Only the lines holding the word "time" are wanted; copy each of them from the listing.

-=-=-

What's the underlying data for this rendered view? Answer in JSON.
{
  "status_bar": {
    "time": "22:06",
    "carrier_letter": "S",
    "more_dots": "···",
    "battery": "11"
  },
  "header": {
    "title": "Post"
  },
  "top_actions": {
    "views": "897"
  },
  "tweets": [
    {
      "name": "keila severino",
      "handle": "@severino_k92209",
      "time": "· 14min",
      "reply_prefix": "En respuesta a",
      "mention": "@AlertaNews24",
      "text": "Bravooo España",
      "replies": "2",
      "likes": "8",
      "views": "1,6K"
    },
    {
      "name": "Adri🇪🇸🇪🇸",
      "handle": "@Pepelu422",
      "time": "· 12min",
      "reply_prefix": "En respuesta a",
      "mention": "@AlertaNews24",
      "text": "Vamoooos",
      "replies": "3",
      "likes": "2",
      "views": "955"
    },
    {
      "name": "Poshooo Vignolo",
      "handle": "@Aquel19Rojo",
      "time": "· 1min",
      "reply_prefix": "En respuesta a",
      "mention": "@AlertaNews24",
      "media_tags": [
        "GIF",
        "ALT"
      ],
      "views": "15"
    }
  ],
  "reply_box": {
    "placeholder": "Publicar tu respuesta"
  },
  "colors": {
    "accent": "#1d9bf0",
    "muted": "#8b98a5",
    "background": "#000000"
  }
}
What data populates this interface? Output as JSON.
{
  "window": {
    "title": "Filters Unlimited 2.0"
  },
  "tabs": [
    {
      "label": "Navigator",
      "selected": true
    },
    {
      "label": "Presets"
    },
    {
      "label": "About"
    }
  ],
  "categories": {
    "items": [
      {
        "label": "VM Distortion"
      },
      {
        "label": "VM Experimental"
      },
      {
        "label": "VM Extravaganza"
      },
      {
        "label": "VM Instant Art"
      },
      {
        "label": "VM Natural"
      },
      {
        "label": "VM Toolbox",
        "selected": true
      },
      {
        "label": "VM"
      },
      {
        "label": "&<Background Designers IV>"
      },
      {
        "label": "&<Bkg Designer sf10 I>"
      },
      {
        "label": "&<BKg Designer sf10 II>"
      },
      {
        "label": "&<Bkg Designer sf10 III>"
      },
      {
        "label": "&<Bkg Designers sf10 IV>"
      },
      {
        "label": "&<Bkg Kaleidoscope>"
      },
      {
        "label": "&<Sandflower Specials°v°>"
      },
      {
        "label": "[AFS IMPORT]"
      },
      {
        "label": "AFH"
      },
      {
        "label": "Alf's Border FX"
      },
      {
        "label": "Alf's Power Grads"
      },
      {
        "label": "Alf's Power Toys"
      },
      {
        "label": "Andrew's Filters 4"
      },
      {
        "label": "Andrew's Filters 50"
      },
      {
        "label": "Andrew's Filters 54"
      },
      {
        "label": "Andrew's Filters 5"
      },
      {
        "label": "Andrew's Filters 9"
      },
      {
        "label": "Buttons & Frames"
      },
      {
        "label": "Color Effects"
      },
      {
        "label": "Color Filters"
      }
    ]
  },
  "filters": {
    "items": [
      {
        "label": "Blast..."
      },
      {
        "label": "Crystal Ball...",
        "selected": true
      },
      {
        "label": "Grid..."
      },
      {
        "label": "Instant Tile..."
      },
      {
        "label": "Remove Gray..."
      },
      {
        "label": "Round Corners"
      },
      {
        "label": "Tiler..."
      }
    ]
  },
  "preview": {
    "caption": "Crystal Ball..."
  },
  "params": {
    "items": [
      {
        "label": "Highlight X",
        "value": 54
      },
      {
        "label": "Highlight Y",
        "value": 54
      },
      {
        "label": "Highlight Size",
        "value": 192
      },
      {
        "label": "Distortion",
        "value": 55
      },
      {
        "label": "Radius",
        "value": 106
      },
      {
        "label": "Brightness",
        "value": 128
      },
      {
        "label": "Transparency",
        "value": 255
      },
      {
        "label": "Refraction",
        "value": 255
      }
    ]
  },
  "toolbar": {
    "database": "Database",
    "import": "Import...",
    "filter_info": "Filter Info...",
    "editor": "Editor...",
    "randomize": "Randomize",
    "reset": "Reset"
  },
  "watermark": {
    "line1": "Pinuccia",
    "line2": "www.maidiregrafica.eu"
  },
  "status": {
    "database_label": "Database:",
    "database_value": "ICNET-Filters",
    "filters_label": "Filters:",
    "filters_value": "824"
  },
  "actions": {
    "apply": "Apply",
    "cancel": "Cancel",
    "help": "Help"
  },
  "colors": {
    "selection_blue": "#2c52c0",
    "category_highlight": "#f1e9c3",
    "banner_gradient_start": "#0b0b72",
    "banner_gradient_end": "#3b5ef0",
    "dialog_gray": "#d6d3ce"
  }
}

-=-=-

_Output below_
    "time": "22:06",
      "time": "· 14min",
      "time": "· 12min",
      "time": "· 1min",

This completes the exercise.